So I probably did think women in their early thirties were old.

My roommate in Morocco at our orientation hotel and I were talking the first night of our arrival and when she put together some of my timeline she whispered, almost under her breath, "how old are you?"

"31," I said.

"Oh wow!" she exclaimed. "Me too! I thought I was the only one!"

I felt a rush of relief. I had met other volunteers in our group who were older, but just to find someone my age was like a little miracle. "She understands me!" I thought to myself.

Then our other roommate came in.

"It is so funny," I said to her. "We just discovered we are both 31!"

"Really?" she said. "I hope I look as good as you when I am 31," she stated, with an aura of disbelief.

I know she meant well. I know she was trying. But the way she said it- the way she looked at me with big eyes- the tone in her voice told me "you look so young! how are you so old????"

So I guess I need to accept that most of the people here are younger than me. And they will probably look at me like a sweet grandmother. But I can find a tribe of 30-somethings and rest knowing that my experience will be different (and in my opinion, better) because of my age.

Except there is the matter of overnight trains to Venice.

When I was younger and pretending to be a member of the new Lost Generation, galavanting around Europe without a care in the world, I would hop on trains often. The way we dealt with night trains was easy- drink enough wine that you are warm and sleepy and then wake up (hopefully) in Brussels! Or Munich! Or wherever you were supposed to go. "Why pay for a night of hotel when we can sleep on the train?" was a common philosophy.

To be fair, I am sure at that age I complained of being cramped or cold or impatient, but I remember none of it. I just remember being happy and rosy cheeked and eating up the world like a mortadella panini. So last year when I planned to visit Venice for the first time with an illfated paramour it seemed like a no-brainer to take the overnight train down from Munich, arrive awake and happy and ready to take on the canals.

This did not go as planned.

The train cars were sold out, and we did not book a sleeping car. So we attemped for about 10 minutes to squeeze into one of the six seats of the car, rubbing knees with the other passengers. Giving up quickly, we moved to the luggage car where I lay my coat on the cold metal floor and sat, shivering, listening to autobiographies on tape for the entire night while cursing my life and counting sad, tired, 30 year old sheep. The travelers who had also decided to crash there (probably without tickets) made video blogs and drank whiskey and then passed out curled together in a heap. I envied them. When the train finally arrived in Venice I said to my travel companion, "I am just getting too old for this." And I felt a little part of me die inside.
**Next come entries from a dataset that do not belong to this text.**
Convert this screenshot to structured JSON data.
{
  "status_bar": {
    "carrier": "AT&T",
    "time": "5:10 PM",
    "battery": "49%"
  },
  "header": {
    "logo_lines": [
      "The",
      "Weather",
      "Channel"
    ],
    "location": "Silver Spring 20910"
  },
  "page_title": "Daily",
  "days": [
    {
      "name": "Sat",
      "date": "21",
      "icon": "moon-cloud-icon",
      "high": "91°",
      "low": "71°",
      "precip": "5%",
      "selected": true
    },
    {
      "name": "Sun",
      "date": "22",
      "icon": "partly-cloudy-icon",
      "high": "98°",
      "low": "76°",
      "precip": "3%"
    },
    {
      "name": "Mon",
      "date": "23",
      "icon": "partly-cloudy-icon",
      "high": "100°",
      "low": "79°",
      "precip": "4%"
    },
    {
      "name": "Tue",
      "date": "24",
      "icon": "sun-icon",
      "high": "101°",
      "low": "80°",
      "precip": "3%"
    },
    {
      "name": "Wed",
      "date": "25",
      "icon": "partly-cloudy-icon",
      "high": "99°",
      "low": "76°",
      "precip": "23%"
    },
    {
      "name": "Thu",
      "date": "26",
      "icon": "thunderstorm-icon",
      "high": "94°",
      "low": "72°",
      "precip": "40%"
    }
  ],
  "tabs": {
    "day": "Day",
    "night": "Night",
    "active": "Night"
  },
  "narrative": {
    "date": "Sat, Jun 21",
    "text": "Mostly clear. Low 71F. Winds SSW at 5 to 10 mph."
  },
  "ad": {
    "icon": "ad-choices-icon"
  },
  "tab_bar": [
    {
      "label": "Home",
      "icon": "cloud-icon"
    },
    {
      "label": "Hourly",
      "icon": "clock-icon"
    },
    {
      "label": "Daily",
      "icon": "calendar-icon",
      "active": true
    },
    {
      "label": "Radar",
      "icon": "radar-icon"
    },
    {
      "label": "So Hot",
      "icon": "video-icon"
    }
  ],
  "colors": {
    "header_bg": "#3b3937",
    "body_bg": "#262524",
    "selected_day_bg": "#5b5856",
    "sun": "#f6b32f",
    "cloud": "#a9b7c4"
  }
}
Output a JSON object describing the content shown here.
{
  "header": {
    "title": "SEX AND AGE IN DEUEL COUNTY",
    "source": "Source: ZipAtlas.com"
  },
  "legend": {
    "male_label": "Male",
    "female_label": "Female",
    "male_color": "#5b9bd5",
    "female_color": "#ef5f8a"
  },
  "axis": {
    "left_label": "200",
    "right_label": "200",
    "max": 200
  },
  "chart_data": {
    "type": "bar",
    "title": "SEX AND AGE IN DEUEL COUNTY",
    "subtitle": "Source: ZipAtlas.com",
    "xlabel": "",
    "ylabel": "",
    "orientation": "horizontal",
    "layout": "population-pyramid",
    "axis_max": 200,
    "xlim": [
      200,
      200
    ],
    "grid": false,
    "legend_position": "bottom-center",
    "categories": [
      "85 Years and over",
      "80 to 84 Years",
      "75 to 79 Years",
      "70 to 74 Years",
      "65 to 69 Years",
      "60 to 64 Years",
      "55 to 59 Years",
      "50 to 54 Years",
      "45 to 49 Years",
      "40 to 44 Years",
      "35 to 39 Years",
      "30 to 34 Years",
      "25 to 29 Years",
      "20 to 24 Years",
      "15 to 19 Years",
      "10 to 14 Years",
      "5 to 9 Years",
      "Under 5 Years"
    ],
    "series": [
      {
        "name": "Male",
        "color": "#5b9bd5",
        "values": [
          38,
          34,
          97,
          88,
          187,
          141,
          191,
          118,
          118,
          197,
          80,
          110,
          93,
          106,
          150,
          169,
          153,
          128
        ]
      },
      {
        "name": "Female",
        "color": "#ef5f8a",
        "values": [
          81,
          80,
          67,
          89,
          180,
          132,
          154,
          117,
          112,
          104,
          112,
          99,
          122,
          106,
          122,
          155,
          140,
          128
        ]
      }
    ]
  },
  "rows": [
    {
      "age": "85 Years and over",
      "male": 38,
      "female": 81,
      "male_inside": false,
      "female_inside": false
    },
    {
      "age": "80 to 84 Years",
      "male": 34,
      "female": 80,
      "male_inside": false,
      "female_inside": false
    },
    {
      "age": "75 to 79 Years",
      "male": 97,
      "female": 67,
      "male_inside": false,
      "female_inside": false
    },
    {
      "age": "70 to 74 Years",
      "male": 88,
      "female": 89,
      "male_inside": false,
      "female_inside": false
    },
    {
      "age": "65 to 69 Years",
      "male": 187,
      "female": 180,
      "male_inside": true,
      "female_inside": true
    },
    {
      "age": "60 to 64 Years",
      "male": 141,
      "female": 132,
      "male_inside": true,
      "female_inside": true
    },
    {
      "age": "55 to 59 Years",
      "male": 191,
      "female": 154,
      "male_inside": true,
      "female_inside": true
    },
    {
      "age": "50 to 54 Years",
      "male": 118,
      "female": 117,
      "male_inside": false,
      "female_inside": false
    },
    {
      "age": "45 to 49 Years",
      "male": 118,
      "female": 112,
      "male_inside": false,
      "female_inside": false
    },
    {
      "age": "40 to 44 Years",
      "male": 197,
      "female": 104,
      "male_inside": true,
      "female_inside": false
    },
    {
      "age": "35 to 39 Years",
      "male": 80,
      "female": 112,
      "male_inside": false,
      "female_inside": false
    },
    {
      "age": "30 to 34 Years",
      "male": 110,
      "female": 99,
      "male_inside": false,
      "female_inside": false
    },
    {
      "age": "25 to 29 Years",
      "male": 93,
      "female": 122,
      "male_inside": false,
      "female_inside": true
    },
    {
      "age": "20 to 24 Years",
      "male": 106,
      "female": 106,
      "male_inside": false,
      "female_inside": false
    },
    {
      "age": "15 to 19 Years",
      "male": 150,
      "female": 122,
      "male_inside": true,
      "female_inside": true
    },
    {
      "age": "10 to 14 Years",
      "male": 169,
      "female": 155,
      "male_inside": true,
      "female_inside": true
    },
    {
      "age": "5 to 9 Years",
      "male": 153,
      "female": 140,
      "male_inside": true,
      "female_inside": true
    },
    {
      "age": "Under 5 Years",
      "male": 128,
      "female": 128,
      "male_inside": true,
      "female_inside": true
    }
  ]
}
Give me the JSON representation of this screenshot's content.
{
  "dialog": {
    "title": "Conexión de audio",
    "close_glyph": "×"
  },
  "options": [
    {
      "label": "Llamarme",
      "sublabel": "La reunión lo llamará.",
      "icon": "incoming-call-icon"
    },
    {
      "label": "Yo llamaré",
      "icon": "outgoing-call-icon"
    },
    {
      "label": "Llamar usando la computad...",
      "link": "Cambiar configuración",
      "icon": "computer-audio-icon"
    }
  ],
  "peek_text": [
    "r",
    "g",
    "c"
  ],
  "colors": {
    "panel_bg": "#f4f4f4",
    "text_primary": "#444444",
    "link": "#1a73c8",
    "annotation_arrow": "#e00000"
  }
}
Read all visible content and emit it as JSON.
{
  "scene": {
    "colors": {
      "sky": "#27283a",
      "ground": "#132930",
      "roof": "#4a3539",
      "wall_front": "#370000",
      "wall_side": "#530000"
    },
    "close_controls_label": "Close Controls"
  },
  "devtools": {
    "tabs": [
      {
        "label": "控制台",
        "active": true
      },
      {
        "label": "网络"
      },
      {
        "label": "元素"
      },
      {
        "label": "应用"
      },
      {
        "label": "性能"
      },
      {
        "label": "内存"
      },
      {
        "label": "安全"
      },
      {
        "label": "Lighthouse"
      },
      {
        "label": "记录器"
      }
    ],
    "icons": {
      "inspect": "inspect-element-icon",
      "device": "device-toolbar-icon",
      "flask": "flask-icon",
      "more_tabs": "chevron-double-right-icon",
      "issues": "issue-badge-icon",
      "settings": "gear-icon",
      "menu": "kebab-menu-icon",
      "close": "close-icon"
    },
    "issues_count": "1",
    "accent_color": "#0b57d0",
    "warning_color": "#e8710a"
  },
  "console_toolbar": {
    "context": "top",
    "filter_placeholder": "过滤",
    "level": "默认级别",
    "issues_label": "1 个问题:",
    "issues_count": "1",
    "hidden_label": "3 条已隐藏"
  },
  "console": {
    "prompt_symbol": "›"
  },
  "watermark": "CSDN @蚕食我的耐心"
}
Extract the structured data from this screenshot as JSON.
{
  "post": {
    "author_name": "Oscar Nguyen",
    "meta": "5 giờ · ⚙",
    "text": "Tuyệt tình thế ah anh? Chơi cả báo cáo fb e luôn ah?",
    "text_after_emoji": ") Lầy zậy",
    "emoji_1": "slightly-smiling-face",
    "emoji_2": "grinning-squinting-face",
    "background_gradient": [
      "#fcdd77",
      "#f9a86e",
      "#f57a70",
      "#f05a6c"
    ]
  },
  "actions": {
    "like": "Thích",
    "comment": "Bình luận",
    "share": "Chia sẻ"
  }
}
I then promptly started snoring on the small banquette in the lobby of the hotel where they were preparing our room.

It is true I am not the same person I was when I slept in hostel rooms with 12 other people or hid in bathrooms to avoid train ticket fares. The question I had to ask myself then was if I was still the kind of person that would join the Peace Corps. Luckily, after many nights awake staring at the ceiling, I decided that: yes, I am still the sort of person who can join the Peace Corps.

Just because I know what being pampered feels like and in most cases I prefer it does not mean that all my rough and tumble training has fallen by the wayside. I can do everything that the newly college grad can do, though maybe not yoga or marathons, at least not as well. I know how to make the saddest apartment a lovely place to live with just a sewing kit and a vision. I know how to make great friends who will make me feel at home whenever I am with them, and I can return the favor by cooking them shrimp and grits or making art together. I know how to brush things off, like the power going out for random intervals or the shower going cold for 3 days.

I may not always like it, but I can handle it. I can handle it and I will. Even at 31. Lookin' good.